A funny thing happens the more you write about prospects, in that it actually becomes more difficult to remember at times which ones you have already covered with a profile. So I sat down at my computer on Thursday night, completely unsure of who to cover from the lower levels of the minors. In between dealing with a vomiting baby (moving fast, it turns out, is not good for small children with ear infections), I had determined to write up Cubs' SS prospect Javier Baez, fresh off his four homer night on Monday. So I started my usual research, which includes a quick glance through our archives looking to see which posts he had been mentioned in previously. That was when this was found, and after re-reading the post Craig gave us last year, felt I didn't have a ton to add onto what he had written. /deletes first draft, starts over/
Let's take a look at the current minor league home run leader instead, Joey Gallo of the Texas Rangers. Gallo was considered to be the 12th best high school draft prospect by Baseball America in their 2012 Prospect Handbook, and by the morning of the draft BA had him going at the #22 pick to the Toronto Blue Jays.
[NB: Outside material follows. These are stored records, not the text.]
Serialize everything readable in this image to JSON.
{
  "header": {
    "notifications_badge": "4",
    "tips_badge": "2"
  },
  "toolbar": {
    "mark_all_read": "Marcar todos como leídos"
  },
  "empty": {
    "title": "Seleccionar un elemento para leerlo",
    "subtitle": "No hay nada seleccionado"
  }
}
Gallo was widely considered to be the top prospect in terms of power potential in the draft, but that came with concerns about his ability to achieve that potential due to his proclivity to strike out and generally not make contact. That didn't stop the Rangers, who were happy to have Gallo still available in the supplemental first round at pick #39. The team signed him quickly to a bonus of $2.25 million, and sent him to their rookie league affiliate in Arizona.
In his time in Arizona, Gallo set the single season record for home runs in the Arizona Rookie League, clubbing 18 in 43 games, while hitting .293/.435/.733 in a very offense friendly environment. The team promoted him to their Northwest League affiliate for the last few weeks of the year, where he hit four more home runs in 16 games, but also hit just .214 and struck out in nearly 50% of his at bats.
The Rangers sent him (along with a lot of other really good prospects) to Hickory, their full season Low-A affiliate, where he continues to hit homers at a ridiculous rate. He is up to 21 on the season, but is continuing to show contact issues, striking out 102 times in 241 at bats so far and hitting .245/.337/.585 on the season. He has been better of late, hitting .381/.409/1.000 with 7 home runs over his last 10 games.
The power is always going to be Gallo's calling card, and he is one of the few players in organized baseball to have 80 grade power. The question about what Gallo's value is will turn on whether he can reduce the strikeouts even a little bit. He's currently striking out at a 37.5% rate, which is the 5th highest rate in all of the minors right now. There have been questions about whether he will be able to stay at 3B given his size, but his arm will definitely play over there, and the Rangers can give him as much time as possible at the position before a move to 1B or a corner outfield spot might be necessary. We ranked Gallo as our #9 prospect at 3B in the offseason, and I'd probably be inclined to leave him in that range until we can see even a little bit of improvement on the contact issues. He is absolutely worth an own in nearly all dynasty formats involving minor leaguers, as he could be a 40 home run bat in the Majors even with the contact struggles. It would be easy to say that he could turn into someone with a valuation similar to Mark Reynolds or Adam Dunn (low average, high power) given how his performance looks so far, but neither player struck out THIS much in the lower minors.
Gallo seems likely to stay at Low-A for most of the season in my opinion, as he is crushing home runs at a ridiculous rate but not necessarily dominating to the point where he will force a promotion. With Adrian Beltre under contract for another three seasons after this one, and Mike Olt in AAA as well, the Rangers can take their time with Gallo to allow him to develop to his potential. I could see Gallo being a level-per-year type, which would still get him to the Majors at age 23.
Minor League Central